The heated, sometimes lunatic debate over Barack Obama’s health care plan that has consumed Americans these past few weeks has already yielded one important benefit: it has provided the Canadian political class with yet another opportunity to instruct the public in the many and profound differences between our two countries.
For some, it is a chance to reflect upon the greater civility of Canadians. You know, we’re more polite, more deferential, yadda yadda please and thank you. It’s “a clear difference in the two countries’ political cultures,” writes Vancouver Sun columnist Barbara Yaffe.
For others, the unhinged quality of some of the opposition to Obamacare—possibly you have seen the Obama-as-Hitler allusions—is rooted in Americans’ historic mistrust of government, their instinctive hostility to the state. Whereas “the Canadian conception,” as Sister Nuala Kenny, professor of bioethics at Dalhousie University, explained to the Canadian Medical Association Journal, “is clearly different.” You know, medicare, common good, yadda yadda gun control.
Sigh. I suppose it’s a given that nobody in this country reads any history, but please, it was within living memory for most Canadians that we went through one of the most intemperate, rage-filled, all-out political tong wars this side of the Asian Triads: the free trade election of 1988. For those too young to remember, it was the explicit, often-stated position of the opposition parties in that campaign that the governing Conservatives were conspiring with foreign interests to sell out the country. Opponents claimed, inter alia, that free trade would mean the installation of nuclear-tipped ICBMs on Baffin Island, the dismantling of every social program, environmental regulation, or gun law that offended American tastes, and, in Sheila Copps’s imaginative tour de force, the imminent invasion of American lawyers in search of Canadian surrogate mothers—their services being cheaper, thanks to medicare. Compared to what sometimes goes on here, the Americans are conducting a graduate seminar.
In the same despairing vein, I suppose it is futile to point out that the allegedly innate Canadian preference for the state has no basis in historical fact; that every one of the institutions of the welfare state held up as totems of our unfathomable difference was tried out first in the United States before being imported here; that for most of our history we have had measurably smaller government, proportionately, than they. For pity’s sake, we stole the name medicare from them.

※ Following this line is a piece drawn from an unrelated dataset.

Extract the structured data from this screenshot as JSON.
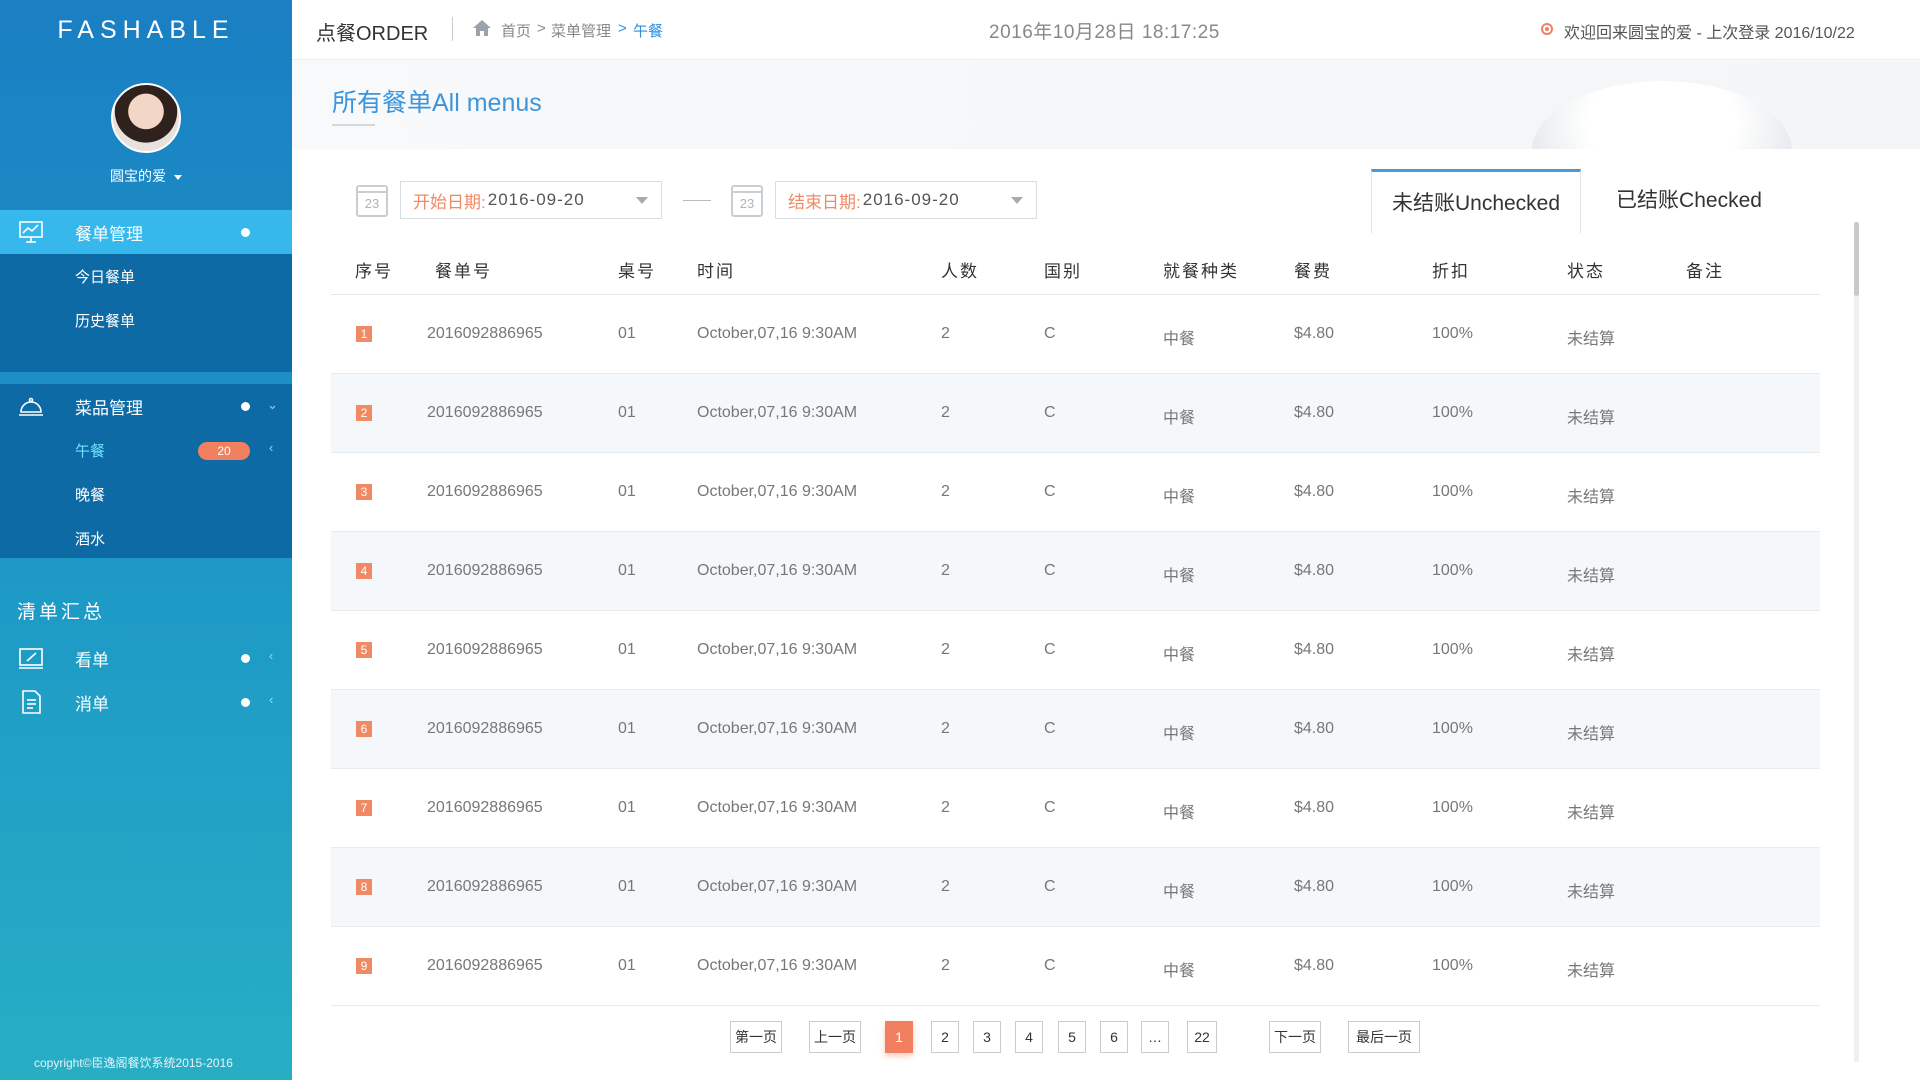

Watching the Americans working themselves into a froth at town hall meetings, I’m more struck by the similarities to our own debates than the differences. What could be more Canadian than mass hysteria over some largely invented threat to the health care system? To be sure, the American paranoiac typically focuses on the perils of the dreaded “public option,” whereas it’s the baleful “private option” that so distresses his Canadian counterpart. But what is common to both is their unstinting loyalty to the status quo. The newspapers may be filled with the failings of both countries’ systems, think tanks may reel off the latest depressing numbers on wait times or the uninsured, but the public in both countries continue to believe they live in the best of all possible worlds, health-wise, which any reform would probably make worse.
Actually, they’re not completely off base at that. Both countries’ systems are inarguably a mess—costly, haphazard, riddled with perverse incentives. In principle, both could be improved upon with the right reforms—in the U.S., by extending coverage to all; in Canada, by making greater use of market forces. But it’s also true that both could easily be made a lot worse in a hurry by reforms that are not thought through. No, there are no “death panels” in the Obama plan, but its critics are not wrong to worry that one consequence of greater government involvement might be rationing and longer waits for care—just as critics in this country are not entirely delusional to fear a parallel private insurance system might drain resources and doctors from the public system.
The question, in both countries, is not public or private, “American” or “Canadian,” much though partisans of the left and right would like you to believe it is. It’s to find the right mix of public and private, harnessing each to the purpose best suited to it. The American system’s well-known shortcomings are not owing to its “private” nature. In fact, the U.S. spends more on public health care than we do, not only per capita, but as a share of GDP. The problem, rather, lies in the American system’s heavy reliance on employer-sponsored plans as the delivery vehicle. One consequence of this is obvious: lose your job, and you lose your insurance. But it also contributes to the inefficiency of the system, since neither employers nor employees bear the full cost of the plans, owing to the tax deductibility of benefits.
Likewise, Canada’s problems have less to do with its “public” nature—30 per cent of health care spending in this country is private—than with the particular model of public insurance adopted at medicare’s inception, in which all spending decisions were centralized in political hands. Disperse these decisions, allow private providers to compete for public dollars, and it is quite possible to marry universal coverage with market efficiency.
But only if we do not fall prey to simplistic distinctions and exaggerated fears. After all, that’s exactly how Hitler started.